The person who says, "I pray every day," versus the person who says, “my prayers are with you,” or the one who mouths along with memorized prayers in church—they all mean different things but they are all doing something slightly different. And Christian prayer is different from Muslim prayer, is different from Buddhist prayer, is different from Jewish prayer. And I hadn’t thought atheist prayer was a thing that could exist.
But this, speaking aloud the prayer of another and lending my voice and the strength of my heart to the belief of someone who needs to feel their God listening, this I can do. The prayer that I pray is an articulation of our connection, a deep investment in the lives and beliefs of fellow human beings.
Prayer cannot bring water to parched land, nor mend a broken bridge, nor rebuild a ruined city, but prayer can water an arid soul, mend a broken heart, and rebuild a weakened will.
I have brought you something. In the Brigham and Women’s Hospital chapel, patients and medical staff write prayers down on sticky notes and leave them to be prayed by hospital chaplains. I have brought some of these prayers with me today. In speaking to you, I have tried to convey how healing I find it to pray aloud the prayers of others. But I wanted to also give you the chance to experience directly what it feels like to pray, with your whole heart, as a vehicle for the words and beliefs of another.
It's been said, sometimes jokingly, that Unitarian Universalists are forever looking ahead in the hymnals as we sing, making sure there is nothing in the language we disagree with. And I am just as guilty as the next UU of this, and honestly will defend it most of the time.
But sometimes, being in community is more important than being in agreement. Some of the prayers I brought here are written in language you wouldn’t use or contain theologies you wouldn’t agree with. But let’s not be afraid of some change.
As the basket passes, please take one sticky note, and look at the prayer it contains.
The person who wrote this prayer, wrote it down and left it, because they are reaching out for support, for community. And today, this congregation has been entrusted with the hopes and the gratitude and the deep spiritual need in each of these prayers. We are going to read them, aloud, together. And in our overlapping voices, let us listen for the truth and the connection that makes itself heard.
First, silently read the prayer you have. Is there a name? A diagnosis? A plea for help, for strength? In a hospital, people pray with a vulnerable sincerity deserving of our unreserved reverence, our love.

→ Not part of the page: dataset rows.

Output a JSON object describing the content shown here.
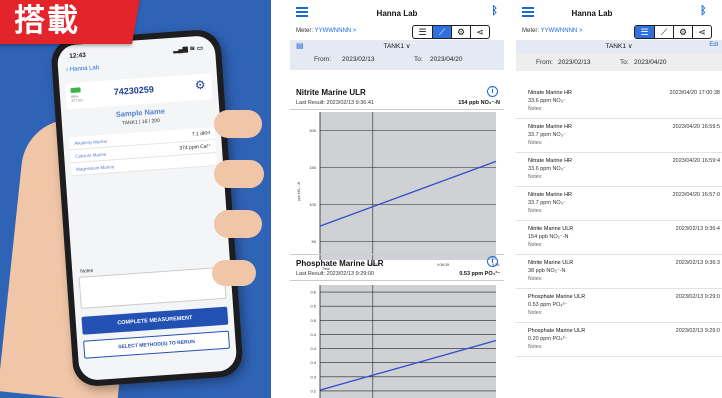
{
  "promo": {
    "ribbon_text": "搭載",
    "phone": {
      "time": "12:43",
      "signal": "▂▄▆ ≋ ▭",
      "back_label": "Hanna Lab",
      "battery_label": "86%",
      "meter_small": "477 hrs",
      "meter_number": "74230259",
      "sample_name": "Sample Name",
      "tank_line": "TANK1 | 16 / 200",
      "methods": [
        {
          "name": "Alkalinity Marine",
          "value": "7.1 dKH"
        },
        {
          "name": "Calcium Marine",
          "value": "374 ppm Ca²⁺"
        },
        {
          "name": "Magnesium Marine",
          "value": ""
        }
      ],
      "notes_label": "Notes",
      "complete_button": "COMPLETE MEASUREMENT",
      "rerun_button": "SELECT METHOD(S) TO RERUN"
    }
  },
  "graph_screen": {
    "header_title": "Hanna Lab",
    "meter_label": "Meter:",
    "meter_value": "YYWWNNNN >",
    "tank": "TANK1 ∨",
    "from_label": "From:",
    "from_date": "2023/02/13",
    "to_label": "To:",
    "to_date": "2023/04/20",
    "chart1": {
      "title": "Nitrite Marine ULR",
      "last_result": "Last Result: 2023/02/13 9:36:41",
      "last_value": "154 ppb NO₂⁻-N"
    },
    "chart2": {
      "title": "Phosphate Marine ULR",
      "last_result": "Last Result: 2023/02/13 9:29:00",
      "last_value": "0.53 ppm PO₄³⁻"
    }
  },
  "list_screen": {
    "header_title": "Hanna Lab",
    "meter_label": "Meter:",
    "meter_value": "YYWWNNNN >",
    "tank": "TANK1 ∨",
    "edit_label": "Edi",
    "from_label": "From:",
    "from_date": "2023/02/13",
    "to_label": "To:",
    "to_date": "2023/04/20",
    "rows": [
      {
        "name": "Nitrate Marine HR",
        "result": "33.6 ppm NO₃⁻",
        "notes": "Notes:",
        "time": "2023/04/20 17:00:38"
      },
      {
        "name": "Nitrate Marine HR",
        "result": "33.7 ppm NO₃⁻",
        "notes": "Notes:",
        "time": "2023/04/20 16:59:5"
      },
      {
        "name": "Nitrate Marine HR",
        "result": "33.6 ppm NO₃⁻",
        "notes": "Notes:",
        "time": "2023/04/20 16:59:4"
      },
      {
        "name": "Nitrate Marine HR",
        "result": "33.7 ppm NO₃⁻",
        "notes": "Notes:",
        "time": "2023/04/20 16:57:0"
      },
      {
        "name": "Nitrite Marine ULR",
        "result": "154 ppb NO₂⁻-N",
        "notes": "Notes:",
        "time": "2023/02/13 9:36:4"
      },
      {
        "name": "Nitrite Marine ULR",
        "result": "38 ppb NO₂⁻-N",
        "notes": "Notes:",
        "time": "2023/02/13 9:36:3"
      },
      {
        "name": "Phosphate Marine ULR",
        "result": "0.53 ppm PO₄³⁻",
        "notes": "Notes:",
        "time": "2023/02/13 9:29:0"
      },
      {
        "name": "Phosphate Marine ULR",
        "result": "0.20 ppm PO₄³⁻",
        "notes": "Notes:",
        "time": "2023/02/13 9:29:0"
      }
    ]
  },
  "chart_data": [
    {
      "type": "line",
      "ylabel": "ppb NO₂⁻-N",
      "xlabel": "Time",
      "yticks": [
        "200",
        "150",
        "100",
        "50"
      ],
      "xticks": [
        "9:36:37",
        "9:36:39",
        "9:36:"
      ],
      "series": [
        {
          "x": [
            0,
            1
          ],
          "values": [
            55,
            160
          ]
        }
      ],
      "ylim": [
        0,
        240
      ]
    },
    {
      "type": "line",
      "yticks": [
        "0.6",
        "0.5",
        "0.5",
        "0.4",
        "0.4",
        "0.3",
        "0.3",
        "0.2"
      ],
      "series": [
        {
          "x": [
            0,
            1
          ],
          "values": [
            0.14,
            0.39
          ]
        }
      ],
      "ylim": [
        0.1,
        0.67
      ]
    }
  ],
  "colors": {
    "accent": "#1b6ad8",
    "promo_bg": "#2f63b6",
    "ribbon": "#e3242b",
    "plot_bg": "#cfd1d4",
    "line": "#2f4fc9"
  }
}
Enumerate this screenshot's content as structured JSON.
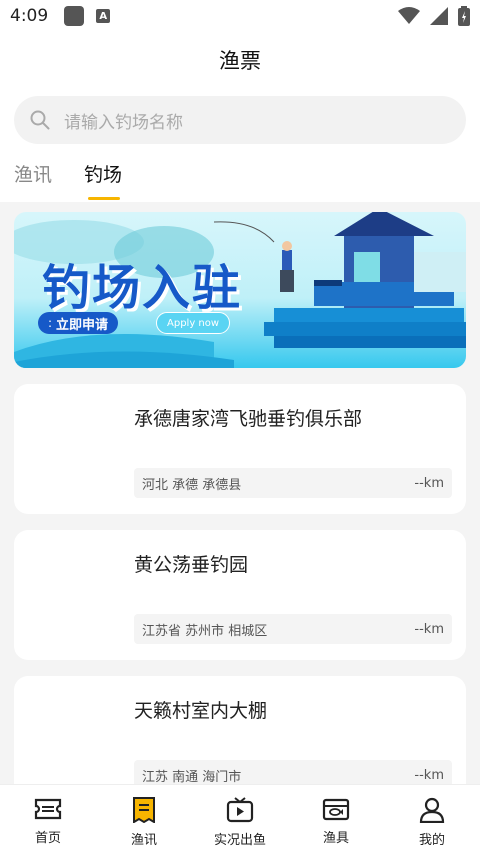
{
  "status_bar": {
    "time": "4:09",
    "notification_letter": "A"
  },
  "header": {
    "title": "渔票"
  },
  "search": {
    "placeholder": "请输入钓场名称"
  },
  "tabs": [
    {
      "label": "渔讯",
      "active": false
    },
    {
      "label": "钓场",
      "active": true
    }
  ],
  "banner": {
    "title": "钓场入驻",
    "cta": "立即申请",
    "cta_en": "Apply now"
  },
  "venues": [
    {
      "name": "承德唐家湾飞驰垂钓俱乐部",
      "location": "河北 承德 承德县",
      "distance": "--km"
    },
    {
      "name": "黄公荡垂钓园",
      "location": "江苏省 苏州市 相城区",
      "distance": "--km"
    },
    {
      "name": "天籁村室内大棚",
      "location": "江苏 南通 海门市",
      "distance": "--km"
    }
  ],
  "bottom_nav": [
    {
      "label": "首页",
      "icon": "ticket-icon",
      "active": false
    },
    {
      "label": "渔讯",
      "icon": "news-icon",
      "active": true
    },
    {
      "label": "实况出鱼",
      "icon": "tv-play-icon",
      "active": false
    },
    {
      "label": "渔具",
      "icon": "tackle-box-icon",
      "active": false
    },
    {
      "label": "我的",
      "icon": "user-icon",
      "active": false
    }
  ],
  "colors": {
    "accent": "#f7b500",
    "banner_blue": "#1659c8"
  }
}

Know the person who wrote this, and hold them close to your heart as you take a breath. Then all as one we will speak our prayers aloud.
"Is not prayer a study of truth? A venture of the soul into the unfound infinite? No one ever prayed heartily without learning something.”
Emerson wasn’t wrong.
I still don't pray on my own, my spiritual practices don't involve talking when no one but me is there to hear. But I no longer run from prayer. I am learning something. Can an atheist pray, and why would she want to? After today, let the answers to these questions be a little less clear, and let us remember how it can feel to pray the prayers of others with our whole hearts, to stop TRYING, for half a breath, to make a prayer fit neatly into our theology, and just let it come. To open ourselves up to some change, to pray heartily, and to learn something.
—Sally Fritsche, MDiv ’18